Bird-Dogging Bush, Quayle in Webster’s
Any line of inquiry that will give us a clue to the real nature of our presidential and vice presidential candidates is not to be ignored.
A reader, Margaret W. Romani, noticed that Bush and Quayle were homonym and homophone, respectively, for bush and quail, and wondered where a dictionary search of those common nouns would lead to.
She pursued her “scavenger hunt,” as she calls it, in Webster’s Unabridged, and was surprised to discover, almost at once, that the term quail bush was listed as a variant of quail brush .
Quail bush , she found, means “a spiny shrub that has scurfy foliage and is found on the alkali plains of the Southwestern United States and adjacent Mexico.”
Because by her own rules she was free to pursue any clue she wished, Romani chose to pursue scurfy , an undeniably curious word, and one that held promise of revealing the character of the two Republican candidates.
Scurfy , she found, simply led her to scurf , which turned out to be a botanical term meaning “the scaly pubescence found on certain leaves.”
There was something about pubescence that sounded pertinent, so Romani looked it up and found: “Pubescence, 2, epidermal covering of soft short hairs or down, as on the surfaces of leaves and stems.”

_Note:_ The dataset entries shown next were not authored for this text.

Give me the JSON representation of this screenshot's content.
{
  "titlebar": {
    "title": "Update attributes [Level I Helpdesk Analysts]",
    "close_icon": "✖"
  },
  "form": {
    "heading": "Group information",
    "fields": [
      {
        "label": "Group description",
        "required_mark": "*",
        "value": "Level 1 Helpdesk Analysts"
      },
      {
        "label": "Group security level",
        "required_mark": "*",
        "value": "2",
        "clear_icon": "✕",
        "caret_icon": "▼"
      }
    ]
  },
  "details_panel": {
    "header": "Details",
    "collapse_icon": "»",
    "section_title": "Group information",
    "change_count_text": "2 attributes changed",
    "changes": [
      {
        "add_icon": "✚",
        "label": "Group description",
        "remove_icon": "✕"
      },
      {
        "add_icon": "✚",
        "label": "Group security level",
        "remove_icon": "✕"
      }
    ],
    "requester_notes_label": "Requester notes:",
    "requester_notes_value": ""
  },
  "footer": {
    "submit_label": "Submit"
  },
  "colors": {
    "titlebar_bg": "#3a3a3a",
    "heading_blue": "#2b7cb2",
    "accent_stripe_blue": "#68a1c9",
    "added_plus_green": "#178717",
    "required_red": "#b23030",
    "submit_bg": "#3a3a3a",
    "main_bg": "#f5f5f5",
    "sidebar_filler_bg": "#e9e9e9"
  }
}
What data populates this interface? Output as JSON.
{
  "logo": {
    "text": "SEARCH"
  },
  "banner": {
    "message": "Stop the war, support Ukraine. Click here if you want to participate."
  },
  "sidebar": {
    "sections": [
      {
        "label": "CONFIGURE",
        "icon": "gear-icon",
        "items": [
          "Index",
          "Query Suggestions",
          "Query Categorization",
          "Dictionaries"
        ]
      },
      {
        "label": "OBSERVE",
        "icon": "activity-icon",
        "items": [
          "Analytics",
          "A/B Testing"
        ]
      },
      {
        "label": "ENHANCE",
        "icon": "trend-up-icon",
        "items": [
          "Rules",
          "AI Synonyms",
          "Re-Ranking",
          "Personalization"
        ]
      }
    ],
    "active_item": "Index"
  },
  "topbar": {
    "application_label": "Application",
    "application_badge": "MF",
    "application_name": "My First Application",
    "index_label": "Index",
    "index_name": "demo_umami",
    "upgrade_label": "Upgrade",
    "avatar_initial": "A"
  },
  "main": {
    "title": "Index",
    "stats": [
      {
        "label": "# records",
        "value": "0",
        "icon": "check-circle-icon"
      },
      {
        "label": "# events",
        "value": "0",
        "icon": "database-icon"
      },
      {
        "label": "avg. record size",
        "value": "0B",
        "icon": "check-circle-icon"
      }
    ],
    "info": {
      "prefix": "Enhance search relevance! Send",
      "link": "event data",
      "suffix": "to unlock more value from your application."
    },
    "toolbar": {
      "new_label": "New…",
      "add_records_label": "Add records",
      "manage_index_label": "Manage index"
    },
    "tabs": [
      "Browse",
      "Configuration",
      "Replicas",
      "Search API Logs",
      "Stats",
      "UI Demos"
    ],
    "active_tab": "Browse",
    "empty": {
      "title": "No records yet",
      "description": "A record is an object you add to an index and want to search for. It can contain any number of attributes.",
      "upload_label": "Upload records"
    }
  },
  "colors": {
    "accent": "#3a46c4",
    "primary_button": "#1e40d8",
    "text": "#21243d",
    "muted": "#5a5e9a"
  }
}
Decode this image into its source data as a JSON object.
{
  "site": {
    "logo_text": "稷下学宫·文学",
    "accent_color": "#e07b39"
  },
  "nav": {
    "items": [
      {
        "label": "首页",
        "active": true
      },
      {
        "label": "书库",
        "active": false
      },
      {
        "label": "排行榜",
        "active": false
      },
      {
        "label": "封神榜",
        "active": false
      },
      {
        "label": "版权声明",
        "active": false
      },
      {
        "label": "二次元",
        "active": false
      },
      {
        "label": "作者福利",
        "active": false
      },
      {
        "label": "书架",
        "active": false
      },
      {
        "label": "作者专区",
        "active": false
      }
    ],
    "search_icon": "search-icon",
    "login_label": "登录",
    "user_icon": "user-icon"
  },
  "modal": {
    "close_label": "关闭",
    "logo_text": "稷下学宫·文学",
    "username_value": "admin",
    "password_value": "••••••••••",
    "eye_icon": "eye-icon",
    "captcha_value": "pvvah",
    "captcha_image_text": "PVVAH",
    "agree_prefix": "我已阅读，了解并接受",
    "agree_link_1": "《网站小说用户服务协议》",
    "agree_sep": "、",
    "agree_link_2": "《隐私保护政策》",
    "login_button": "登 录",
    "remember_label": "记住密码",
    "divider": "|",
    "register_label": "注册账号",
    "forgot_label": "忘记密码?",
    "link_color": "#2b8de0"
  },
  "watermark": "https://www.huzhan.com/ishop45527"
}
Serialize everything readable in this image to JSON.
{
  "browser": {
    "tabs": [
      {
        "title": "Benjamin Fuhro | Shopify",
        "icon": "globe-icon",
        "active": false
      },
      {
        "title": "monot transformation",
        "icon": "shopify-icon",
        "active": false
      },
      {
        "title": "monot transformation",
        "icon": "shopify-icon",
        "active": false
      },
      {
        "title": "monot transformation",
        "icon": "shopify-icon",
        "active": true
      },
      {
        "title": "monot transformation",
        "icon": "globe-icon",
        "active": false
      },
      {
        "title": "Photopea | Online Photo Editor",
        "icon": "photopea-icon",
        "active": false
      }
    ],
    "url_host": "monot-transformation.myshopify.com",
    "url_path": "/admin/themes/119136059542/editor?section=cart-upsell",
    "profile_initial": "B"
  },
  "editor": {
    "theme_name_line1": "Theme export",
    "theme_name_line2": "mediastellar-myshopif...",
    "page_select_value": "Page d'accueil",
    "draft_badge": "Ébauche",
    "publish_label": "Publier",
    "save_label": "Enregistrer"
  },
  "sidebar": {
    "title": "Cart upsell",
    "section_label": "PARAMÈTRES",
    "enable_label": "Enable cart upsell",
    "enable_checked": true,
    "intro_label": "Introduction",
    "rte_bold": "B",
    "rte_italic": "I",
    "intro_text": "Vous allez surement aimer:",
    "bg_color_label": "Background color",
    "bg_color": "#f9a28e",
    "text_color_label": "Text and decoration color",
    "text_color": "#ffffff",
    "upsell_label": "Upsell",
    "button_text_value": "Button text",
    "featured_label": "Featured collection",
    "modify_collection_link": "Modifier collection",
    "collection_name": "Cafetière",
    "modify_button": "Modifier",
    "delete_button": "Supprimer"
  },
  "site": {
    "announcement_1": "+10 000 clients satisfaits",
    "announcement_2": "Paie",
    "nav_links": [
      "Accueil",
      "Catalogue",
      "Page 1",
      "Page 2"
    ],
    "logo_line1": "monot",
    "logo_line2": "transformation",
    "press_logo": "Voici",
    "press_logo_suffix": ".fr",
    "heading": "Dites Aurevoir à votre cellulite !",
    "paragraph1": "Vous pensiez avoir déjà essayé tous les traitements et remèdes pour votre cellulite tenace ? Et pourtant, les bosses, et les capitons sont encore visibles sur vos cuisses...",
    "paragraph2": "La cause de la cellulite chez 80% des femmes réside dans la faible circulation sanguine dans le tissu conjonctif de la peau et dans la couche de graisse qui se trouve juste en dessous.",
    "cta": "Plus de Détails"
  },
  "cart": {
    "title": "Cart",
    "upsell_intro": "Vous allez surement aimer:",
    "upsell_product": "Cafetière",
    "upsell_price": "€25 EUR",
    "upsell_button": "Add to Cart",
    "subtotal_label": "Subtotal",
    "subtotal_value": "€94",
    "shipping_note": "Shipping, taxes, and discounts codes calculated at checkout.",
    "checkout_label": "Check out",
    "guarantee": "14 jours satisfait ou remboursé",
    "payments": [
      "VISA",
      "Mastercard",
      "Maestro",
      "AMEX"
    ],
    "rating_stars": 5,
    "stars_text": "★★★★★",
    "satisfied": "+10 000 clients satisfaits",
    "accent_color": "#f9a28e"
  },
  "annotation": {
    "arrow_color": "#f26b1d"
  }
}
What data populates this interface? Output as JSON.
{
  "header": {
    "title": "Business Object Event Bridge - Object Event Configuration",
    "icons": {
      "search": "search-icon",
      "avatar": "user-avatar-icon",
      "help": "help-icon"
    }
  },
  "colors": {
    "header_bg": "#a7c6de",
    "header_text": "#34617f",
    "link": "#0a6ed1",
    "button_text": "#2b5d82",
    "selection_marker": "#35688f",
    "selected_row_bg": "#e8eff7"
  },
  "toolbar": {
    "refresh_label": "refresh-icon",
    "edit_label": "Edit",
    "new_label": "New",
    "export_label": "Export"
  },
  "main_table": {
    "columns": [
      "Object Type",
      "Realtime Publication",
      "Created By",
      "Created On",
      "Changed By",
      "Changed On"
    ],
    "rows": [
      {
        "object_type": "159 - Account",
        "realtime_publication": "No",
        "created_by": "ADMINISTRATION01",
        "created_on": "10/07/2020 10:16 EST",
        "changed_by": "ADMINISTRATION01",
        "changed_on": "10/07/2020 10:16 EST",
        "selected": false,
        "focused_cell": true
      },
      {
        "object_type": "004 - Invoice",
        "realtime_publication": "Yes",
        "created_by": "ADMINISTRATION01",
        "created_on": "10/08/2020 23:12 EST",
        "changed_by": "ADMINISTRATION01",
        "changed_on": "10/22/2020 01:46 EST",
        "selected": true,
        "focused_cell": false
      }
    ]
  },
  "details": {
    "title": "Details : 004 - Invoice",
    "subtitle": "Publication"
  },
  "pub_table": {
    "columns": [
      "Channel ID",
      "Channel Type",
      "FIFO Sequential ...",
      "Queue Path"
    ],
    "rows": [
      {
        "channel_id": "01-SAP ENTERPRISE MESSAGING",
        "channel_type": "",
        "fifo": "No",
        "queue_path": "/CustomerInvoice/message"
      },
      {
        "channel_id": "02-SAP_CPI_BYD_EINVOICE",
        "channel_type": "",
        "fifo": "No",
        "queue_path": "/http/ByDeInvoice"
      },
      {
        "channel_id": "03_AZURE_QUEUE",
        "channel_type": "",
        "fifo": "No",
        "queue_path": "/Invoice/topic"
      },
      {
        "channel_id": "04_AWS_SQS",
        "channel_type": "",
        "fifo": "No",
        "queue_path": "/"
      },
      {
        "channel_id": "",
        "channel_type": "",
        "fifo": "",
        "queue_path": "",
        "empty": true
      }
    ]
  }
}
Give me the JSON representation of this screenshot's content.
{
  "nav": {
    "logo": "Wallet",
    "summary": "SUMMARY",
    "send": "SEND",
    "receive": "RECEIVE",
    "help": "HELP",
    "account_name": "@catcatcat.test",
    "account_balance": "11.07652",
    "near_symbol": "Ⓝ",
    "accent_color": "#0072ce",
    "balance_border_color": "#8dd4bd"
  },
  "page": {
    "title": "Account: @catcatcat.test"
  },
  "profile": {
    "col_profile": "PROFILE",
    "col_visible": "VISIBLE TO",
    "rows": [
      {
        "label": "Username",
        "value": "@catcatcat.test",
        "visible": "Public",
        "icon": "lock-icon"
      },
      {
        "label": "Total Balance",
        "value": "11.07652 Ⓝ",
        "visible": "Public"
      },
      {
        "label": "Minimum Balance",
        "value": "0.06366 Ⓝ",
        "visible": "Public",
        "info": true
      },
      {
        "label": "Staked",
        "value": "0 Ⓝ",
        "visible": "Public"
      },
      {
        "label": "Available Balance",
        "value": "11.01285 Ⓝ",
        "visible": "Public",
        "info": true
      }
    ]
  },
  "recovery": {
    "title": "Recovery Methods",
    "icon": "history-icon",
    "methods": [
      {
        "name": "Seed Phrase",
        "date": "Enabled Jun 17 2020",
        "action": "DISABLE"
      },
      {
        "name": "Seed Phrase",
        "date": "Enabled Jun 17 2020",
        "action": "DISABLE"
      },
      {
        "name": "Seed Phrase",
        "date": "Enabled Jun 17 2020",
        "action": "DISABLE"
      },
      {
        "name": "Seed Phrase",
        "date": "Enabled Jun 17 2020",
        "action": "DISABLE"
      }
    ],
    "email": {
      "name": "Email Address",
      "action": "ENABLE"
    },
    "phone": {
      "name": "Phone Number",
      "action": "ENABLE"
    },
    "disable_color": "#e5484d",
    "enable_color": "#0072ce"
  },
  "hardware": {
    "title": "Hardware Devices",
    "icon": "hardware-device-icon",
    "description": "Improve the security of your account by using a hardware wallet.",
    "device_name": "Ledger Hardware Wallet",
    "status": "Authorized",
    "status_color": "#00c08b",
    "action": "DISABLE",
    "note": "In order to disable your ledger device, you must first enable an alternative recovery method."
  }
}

Pursuing epidermal , she found the noun epidermis , with a verbose definition containing numerous intriguing clues: “epidermis, bot. The thin layer of cells forming the external integument in seed plants and ferns. The epidermis is always present on leaves and herbaceous stems or shoots, its growth keeping pace with that of the primary cortex. Its cells usually lack chloroplasts, but are rich in cell sap, which is often pigmented. . . . No true epidermis occurs in the lower plants, but the scaly layer on the thallus of foliose lichens is sometimes so called.”
At this point the profusion of signposts-- cortex, chloroplasts, thallus of foliose lichens and cell sap-- left Romani in a funk of indecision.
She declined to go on: “Suddenly I realized that my original quest had been fulfilled; my mind was no longer repeating those words quail bush . I didn’t really have to make a choice--at least not yet. However, I now have the two words cell sap wandering in and out of the corridors of my brain.”
I would not have abandoned the traces of quail bush so soon. How could Romani give up the hunt without pursuing thallus and foliose ? Taking up the game myself, I found that thallus is from the Greek thallos , meaning “a young shoot.” Surely thallus is evocative of the young shoot Dan Quayle.
Foliose means simply leafy, but the definition of lichen is provocative: “any of a large group of small plants composed of a particular fungus and a particular alga growing in an intimate symbiotic association and forming a dual plant, commonly adhering in colored patches or spongelike branches to rock, wood, soil, etc. . . .”
It does not take a great stretch of the imagination to think of either of the competing presidential teams as a fungus and an alga growing in intimate symbiotic, spongelike association.
It would seem only fair to pursue Michael Dukakis and Lloyd Bentsen in the same way; but neither name is a homonym or homophone for any common noun, and so can not be found in an English dictionary. It is possible, I suppose, that Dukakis is a common noun in Greek, but, alas, I have no Greek dictionary.
Meanwhile, it is interesting to note that the word Bush originally meant a pub. Its origin in that role goes back to Roman times, when tavern keepers tied a bunch of evergreens to a pole outside their establishments in honor of Bacchus, the god of wine. In medieval England the word bush appeared as a pub sign and is still to be seen as such. Sometimes an establishment near a bush would be named Bird in Hand, in an obvious reference to the ancient adage, “A bird in hand is worth two in the bush.”
There must be some way for Dukakis and Bentsen to capitalize on that durable piece of wisdom, but I can’t think of it.
Unless Dukakis means bird in Greek.